Thursday, August 11, 2011
Assistant Professor of Music Education Sharon Morrow has been awarded the Council for Research in Music Education’s Outstanding Dissertation Award in Music Education.
The prestigious award recognizes dissertations written by recent graduates of doctoral programs in music education. Nominations are made by university faculty and reviewed by members of the journal's advisory committee and other reviewers selected by the editor. Based on their recommendations, the editor and a select panel of judges choose the winner.
Dr. Morrow’s dissertation was "Voices Not Heard: Voice-Use Profiles of Elementary Music Teachers, the Effects of Voice Amplification on Vocal Load, and Perceptions of Issues Surrounding Voice Use.”
“Teachers rely heavily on their voice as a primary tool of their trade,” she says about the dissertation’s focus. “They are at greater risk than non-teachers to incur voice problems as a direct result of their job. Music teachers are roughly four times more likely to experience voice problems than classroom teachers, putting them at ultra-high risk of experiencing voice problems. Unfortunately, prior to this research, limited data existed concerning the voice-use parameters and subsequent vocal load amounts for music teachers that might explain this discrepancy.”
Dr. Morrow’s research was the first to quantify the differences in voice-use profiles between elementary classroom teachers and elementary music teachers in the work setting.

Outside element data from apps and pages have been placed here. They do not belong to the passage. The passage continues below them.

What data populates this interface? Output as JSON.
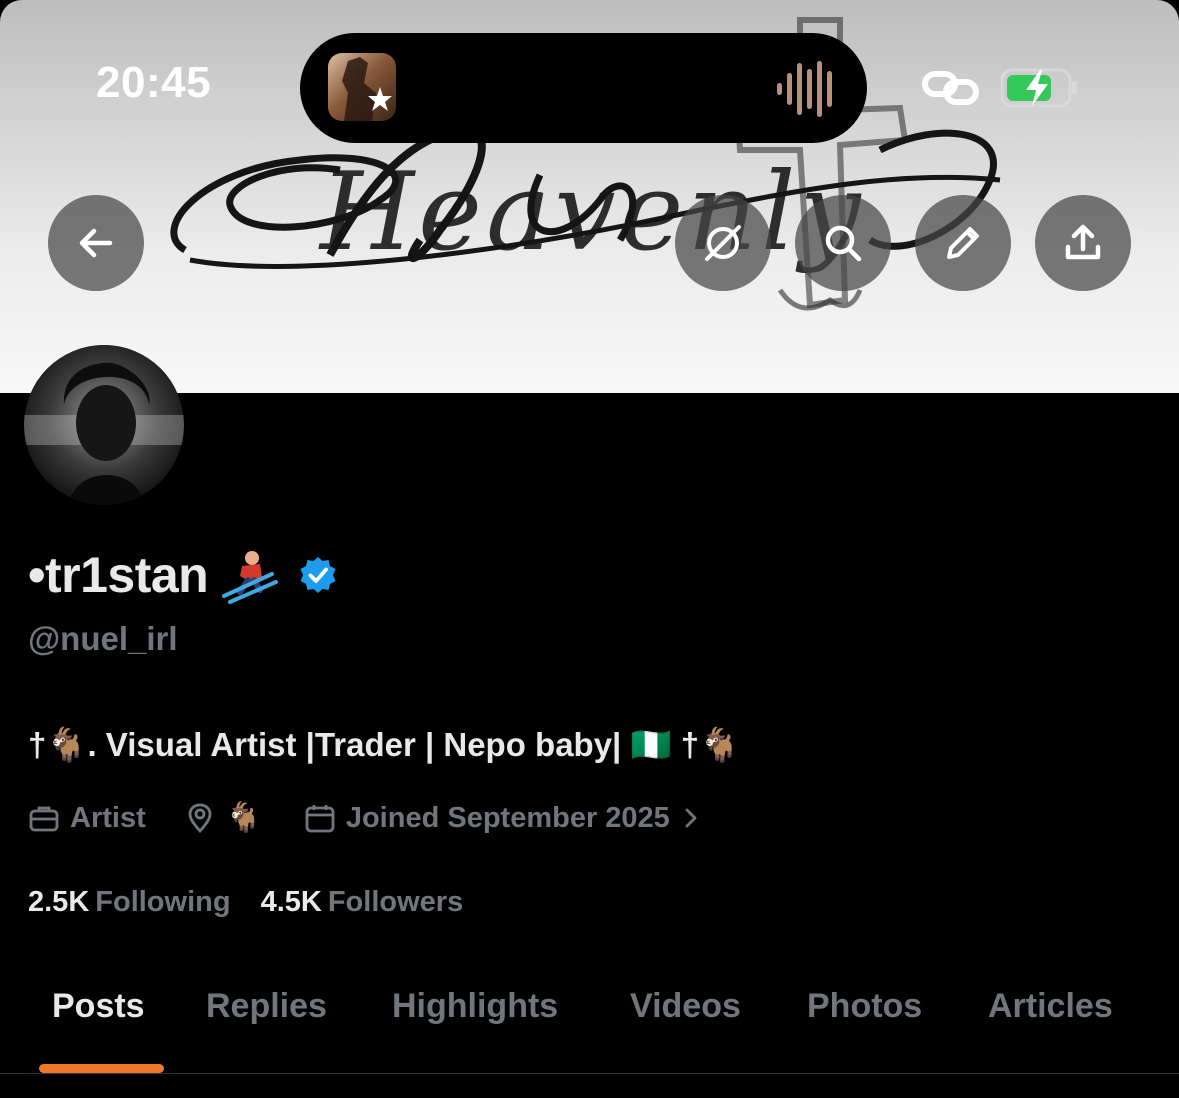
{
  "status_bar": {
    "time": "20:45",
    "battery_charging": true,
    "link_icon": "link-icon",
    "audio_icon": "waveform-icon"
  },
  "banner": {
    "script_text": "Heavenly"
  },
  "header_actions": [
    {
      "name": "back",
      "icon": "arrow-left-icon"
    },
    {
      "name": "grok",
      "icon": "grok-icon"
    },
    {
      "name": "search",
      "icon": "search-icon"
    },
    {
      "name": "edit",
      "icon": "pencil-icon"
    },
    {
      "name": "share",
      "icon": "share-icon"
    }
  ],
  "profile": {
    "display_name": "•tr1stan",
    "name_emoji": "skier-emoji",
    "verified": true,
    "handle": "@nuel_irl",
    "bio": "†🐐. Visual Artist |Trader | Nepo baby| 🇳🇬 †🐐",
    "category": "Artist",
    "location": "🐐",
    "joined": "Joined September 2025",
    "following_count": "2.5K",
    "following_label": "Following",
    "followers_count": "4.5K",
    "followers_label": "Followers"
  },
  "tabs": [
    {
      "label": "Posts",
      "active": true
    },
    {
      "label": "Replies",
      "active": false
    },
    {
      "label": "Highlights",
      "active": false
    },
    {
      "label": "Videos",
      "active": false
    },
    {
      "label": "Photos",
      "active": false
    },
    {
      "label": "Articles",
      "active": false
    }
  ],
  "colors": {
    "background": "#000000",
    "primary_text": "#e7e9ea",
    "secondary_text": "#71767b",
    "verified_blue": "#1d9bf0",
    "tab_indicator": "#f0772a",
    "battery_green": "#34c759"
  }
}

It also looked at how effective voice amplification was for music teachers in reducing vocal load and investigated how music teachers perceived issues surrounding job-related voice use.
Sharon Morrow received her Master of Music Education and Ph.D. in Curriculum and Instruction from the University of Wisconsin, Madison. Her public school teaching experience has included work with students from K-12 in choral music, general music and string instruction in California, Montana and Wisconsin. She has completed Levels training in Orff-Schulwerk at University of Montana and University of St. Thomas, and she brings an eclectic pedagogical approach to teaching that includes Critical Pedagogy, Comprehensive Musicianship, Orff, Kodály, Dalcroze, and Suzuki and emphasizes active music-making at all levels.